Your instructions -
Copy every line below exactly.

:: Recorded data

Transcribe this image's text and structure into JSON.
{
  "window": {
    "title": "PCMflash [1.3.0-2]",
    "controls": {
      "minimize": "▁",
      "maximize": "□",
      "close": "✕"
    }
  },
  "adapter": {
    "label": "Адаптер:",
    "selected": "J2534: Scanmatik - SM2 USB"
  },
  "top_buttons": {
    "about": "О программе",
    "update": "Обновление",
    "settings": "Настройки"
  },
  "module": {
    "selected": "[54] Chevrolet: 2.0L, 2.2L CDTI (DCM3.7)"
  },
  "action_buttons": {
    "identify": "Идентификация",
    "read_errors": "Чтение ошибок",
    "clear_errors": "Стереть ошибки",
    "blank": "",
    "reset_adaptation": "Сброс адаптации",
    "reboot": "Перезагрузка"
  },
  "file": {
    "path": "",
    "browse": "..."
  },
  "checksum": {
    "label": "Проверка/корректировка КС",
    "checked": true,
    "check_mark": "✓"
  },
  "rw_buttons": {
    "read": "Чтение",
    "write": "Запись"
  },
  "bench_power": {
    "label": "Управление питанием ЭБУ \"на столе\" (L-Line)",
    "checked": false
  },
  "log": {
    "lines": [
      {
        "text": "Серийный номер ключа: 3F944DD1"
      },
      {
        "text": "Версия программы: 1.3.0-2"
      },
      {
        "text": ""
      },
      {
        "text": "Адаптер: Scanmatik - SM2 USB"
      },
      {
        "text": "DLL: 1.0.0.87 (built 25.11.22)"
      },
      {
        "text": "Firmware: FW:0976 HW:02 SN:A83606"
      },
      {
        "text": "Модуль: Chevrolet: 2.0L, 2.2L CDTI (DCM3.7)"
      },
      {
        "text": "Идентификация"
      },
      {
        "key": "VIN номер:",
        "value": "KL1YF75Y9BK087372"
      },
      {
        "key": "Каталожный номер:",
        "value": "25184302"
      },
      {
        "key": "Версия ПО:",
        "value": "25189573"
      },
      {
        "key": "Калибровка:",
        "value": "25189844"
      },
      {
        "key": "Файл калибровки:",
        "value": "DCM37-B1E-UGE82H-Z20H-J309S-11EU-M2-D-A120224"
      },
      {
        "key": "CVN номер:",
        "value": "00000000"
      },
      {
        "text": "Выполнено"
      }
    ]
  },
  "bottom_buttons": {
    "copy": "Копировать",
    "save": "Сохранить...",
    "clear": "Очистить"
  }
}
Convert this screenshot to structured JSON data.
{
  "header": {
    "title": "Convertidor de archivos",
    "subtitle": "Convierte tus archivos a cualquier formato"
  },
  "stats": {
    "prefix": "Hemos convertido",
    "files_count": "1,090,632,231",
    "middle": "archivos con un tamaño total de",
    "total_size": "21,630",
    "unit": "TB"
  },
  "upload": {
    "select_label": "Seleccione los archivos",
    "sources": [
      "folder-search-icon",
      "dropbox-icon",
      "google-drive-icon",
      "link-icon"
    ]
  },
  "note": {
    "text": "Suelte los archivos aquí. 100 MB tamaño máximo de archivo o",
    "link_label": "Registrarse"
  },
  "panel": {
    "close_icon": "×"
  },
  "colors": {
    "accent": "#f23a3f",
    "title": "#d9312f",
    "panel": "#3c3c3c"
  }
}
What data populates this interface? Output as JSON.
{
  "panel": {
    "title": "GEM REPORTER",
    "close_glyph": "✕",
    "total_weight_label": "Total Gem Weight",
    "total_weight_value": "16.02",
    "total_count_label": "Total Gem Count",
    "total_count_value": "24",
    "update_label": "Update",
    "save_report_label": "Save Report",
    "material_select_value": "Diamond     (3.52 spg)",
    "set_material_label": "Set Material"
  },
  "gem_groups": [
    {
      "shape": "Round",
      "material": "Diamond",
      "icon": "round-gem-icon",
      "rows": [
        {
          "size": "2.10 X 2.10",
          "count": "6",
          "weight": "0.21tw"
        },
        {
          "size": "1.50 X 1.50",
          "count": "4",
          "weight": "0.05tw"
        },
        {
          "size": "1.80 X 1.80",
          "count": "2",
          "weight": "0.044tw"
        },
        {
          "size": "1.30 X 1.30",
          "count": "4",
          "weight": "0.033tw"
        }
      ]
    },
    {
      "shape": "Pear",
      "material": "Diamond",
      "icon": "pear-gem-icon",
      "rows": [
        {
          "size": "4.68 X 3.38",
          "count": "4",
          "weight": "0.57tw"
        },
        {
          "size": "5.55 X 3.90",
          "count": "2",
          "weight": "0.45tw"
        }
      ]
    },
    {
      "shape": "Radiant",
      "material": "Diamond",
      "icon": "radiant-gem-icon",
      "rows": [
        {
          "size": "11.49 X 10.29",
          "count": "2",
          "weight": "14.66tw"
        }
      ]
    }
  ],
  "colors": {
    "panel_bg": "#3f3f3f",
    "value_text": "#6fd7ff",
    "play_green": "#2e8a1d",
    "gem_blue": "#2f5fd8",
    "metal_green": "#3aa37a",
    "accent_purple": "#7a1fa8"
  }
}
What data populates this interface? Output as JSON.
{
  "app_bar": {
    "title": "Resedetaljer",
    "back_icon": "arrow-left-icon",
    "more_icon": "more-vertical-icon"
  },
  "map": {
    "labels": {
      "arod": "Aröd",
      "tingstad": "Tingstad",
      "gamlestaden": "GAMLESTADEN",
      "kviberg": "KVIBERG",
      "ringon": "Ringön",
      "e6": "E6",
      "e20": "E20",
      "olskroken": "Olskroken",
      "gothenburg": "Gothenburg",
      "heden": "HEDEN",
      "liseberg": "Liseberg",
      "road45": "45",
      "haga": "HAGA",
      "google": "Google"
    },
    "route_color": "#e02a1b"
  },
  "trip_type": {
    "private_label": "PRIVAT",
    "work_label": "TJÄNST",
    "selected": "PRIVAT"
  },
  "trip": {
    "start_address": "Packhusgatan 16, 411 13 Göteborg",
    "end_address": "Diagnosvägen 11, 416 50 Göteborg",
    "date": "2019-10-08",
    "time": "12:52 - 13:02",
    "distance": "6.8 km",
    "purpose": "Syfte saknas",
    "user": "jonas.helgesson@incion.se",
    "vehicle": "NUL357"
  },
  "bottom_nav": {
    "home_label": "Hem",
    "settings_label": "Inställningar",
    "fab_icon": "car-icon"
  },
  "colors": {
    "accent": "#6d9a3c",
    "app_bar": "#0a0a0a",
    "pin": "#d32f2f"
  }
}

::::

Your solution -
Transcribe this image's text and structure into JSON.
{
  "window": {
    "title": "PCMflash [1.3.0-2]",
    "controls": {
      "minimize": "▁",
      "maximize": "□",
      "close": "✕"
    }
  },
  "adapter": {
    "label": "Адаптер:",
    "selected": "J2534: Scanmatik - SM2 USB"
  },
  "top_buttons": {
    "about": "О программе",
    "update": "Обновление",
    "settings": "Настройки"
  },
  "module": {
    "selected": "[54] Chevrolet: 2.0L, 2.2L CDTI (DCM3.7)"
  },
  "action_buttons": {
    "identify": "Идентификация",
    "read_errors": "Чтение ошибок",
    "clear_errors": "Стереть ошибки",
    "blank": "",
    "reset_adaptation": "Сброс адаптации",
    "reboot": "Перезагрузка"
  },
  "file": {
    "path": "",
    "browse": "..."
  },
  "checksum": {
    "label": "Проверка/корректировка КС",
    "checked": true,
    "check_mark": "✓"
  },
  "rw_buttons": {
    "read": "Чтение",
    "write": "Запись"
  },
  "bench_power": {
    "label": "Управление питанием ЭБУ \"на столе\" (L-Line)",
    "checked": false
  },
  "log": {
    "lines": [
      {
        "text": "Серийный номер ключа: 3F944DD1"
      },
      {
        "text": "Версия программы: 1.3.0-2"
      },
      {
        "text": ""
      },
      {
        "text": "Адаптер: Scanmatik - SM2 USB"
      },
      {
        "text": "DLL: 1.0.0.87 (built 25.11.22)"
      },
      {
        "text": "Firmware: FW:0976 HW:02 SN:A83606"
      },
      {
        "text": "Модуль: Chevrolet: 2.0L, 2.2L CDTI (DCM3.7)"
      },
      {
        "text": "Идентификация"
      },
      {
        "key": "VIN номер:",
        "value": "KL1YF75Y9BK087372"
      },
      {
        "key": "Каталожный номер:",
        "value": "25184302"
      },
      {
        "key": "Версия ПО:",
        "value": "25189573"
      },
      {
        "key": "Калибровка:",
        "value": "25189844"
      },
      {
        "key": "Файл калибровки:",
        "value": "DCM37-B1E-UGE82H-Z20H-J309S-11EU-M2-D-A120224"
      },
      {
        "key": "CVN номер:",
        "value": "00000000"
      },
      {
        "text": "Выполнено"
      }
    ]
  },
  "bottom_buttons": {
    "copy": "Копировать",
    "save": "Сохранить...",
    "clear": "Очистить"
  }
}
Convert this screenshot to structured JSON data.
{
  "header": {
    "title": "Convertidor de archivos",
    "subtitle": "Convierte tus archivos a cualquier formato"
  },
  "stats": {
    "prefix": "Hemos convertido",
    "files_count": "1,090,632,231",
    "middle": "archivos con un tamaño total de",
    "total_size": "21,630",
    "unit": "TB"
  },
  "upload": {
    "select_label": "Seleccione los archivos",
    "sources": [
      "folder-search-icon",
      "dropbox-icon",
      "google-drive-icon",
      "link-icon"
    ]
  },
  "note": {
    "text": "Suelte los archivos aquí. 100 MB tamaño máximo de archivo o",
    "link_label": "Registrarse"
  },
  "panel": {
    "close_icon": "×"
  },
  "colors": {
    "accent": "#f23a3f",
    "title": "#d9312f",
    "panel": "#3c3c3c"
  }
}
What data populates this interface? Output as JSON.
{
  "panel": {
    "title": "GEM REPORTER",
    "close_glyph": "✕",
    "total_weight_label": "Total Gem Weight",
    "total_weight_value": "16.02",
    "total_count_label": "Total Gem Count",
    "total_count_value": "24",
    "update_label": "Update",
    "save_report_label": "Save Report",
    "material_select_value": "Diamond     (3.52 spg)",
    "set_material_label": "Set Material"
  },
  "gem_groups": [
    {
      "shape": "Round",
      "material": "Diamond",
      "icon": "round-gem-icon",
      "rows": [
        {
          "size": "2.10 X 2.10",
          "count": "6",
          "weight": "0.21tw"
        },
        {
          "size": "1.50 X 1.50",
          "count": "4",
          "weight": "0.05tw"
        },
        {
          "size": "1.80 X 1.80",
          "count": "2",
          "weight": "0.044tw"
        },
        {
          "size": "1.30 X 1.30",
          "count": "4",
          "weight": "0.033tw"
        }
      ]
    },
    {
      "shape": "Pear",
      "material": "Diamond",
      "icon": "pear-gem-icon",
      "rows": [
        {
          "size": "4.68 X 3.38",
          "count": "4",
          "weight": "0.57tw"
        },
        {
          "size": "5.55 X 3.90",
          "count": "2",
          "weight": "0.45tw"
        }
      ]
    },
    {
      "shape": "Radiant",
      "material": "Diamond",
      "icon": "radiant-gem-icon",
      "rows": [
        {
          "size": "11.49 X 10.29",
          "count": "2",
          "weight": "14.66tw"
        }
      ]
    }
  ],
  "colors": {
    "panel_bg": "#3f3f3f",
    "value_text": "#6fd7ff",
    "play_green": "#2e8a1d",
    "gem_blue": "#2f5fd8",
    "metal_green": "#3aa37a",
    "accent_purple": "#7a1fa8"
  }
}
What data populates this interface? Output as JSON.
{
  "app_bar": {
    "title": "Resedetaljer",
    "back_icon": "arrow-left-icon",
    "more_icon": "more-vertical-icon"
  },
  "map": {
    "labels": {
      "arod": "Aröd",
      "tingstad": "Tingstad",
      "gamlestaden": "GAMLESTADEN",
      "kviberg": "KVIBERG",
      "ringon": "Ringön",
      "e6": "E6",
      "e20": "E20",
      "olskroken": "Olskroken",
      "gothenburg": "Gothenburg",
      "heden": "HEDEN",
      "liseberg": "Liseberg",
      "road45": "45",
      "haga": "HAGA",
      "google": "Google"
    },
    "route_color": "#e02a1b"
  },
  "trip_type": {
    "private_label": "PRIVAT",
    "work_label": "TJÄNST",
    "selected": "PRIVAT"
  },
  "trip": {
    "start_address": "Packhusgatan 16, 411 13 Göteborg",
    "end_address": "Diagnosvägen 11, 416 50 Göteborg",
    "date": "2019-10-08",
    "time": "12:52 - 13:02",
    "distance": "6.8 km",
    "purpose": "Syfte saknas",
    "user": "jonas.helgesson@incion.se",
    "vehicle": "NUL357"
  },
  "bottom_nav": {
    "home_label": "Hem",
    "settings_label": "Inställningar",
    "fab_icon": "car-icon"
  },
  "colors": {
    "accent": "#6d9a3c",
    "app_bar": "#0a0a0a",
    "pin": "#d32f2f"
  }
}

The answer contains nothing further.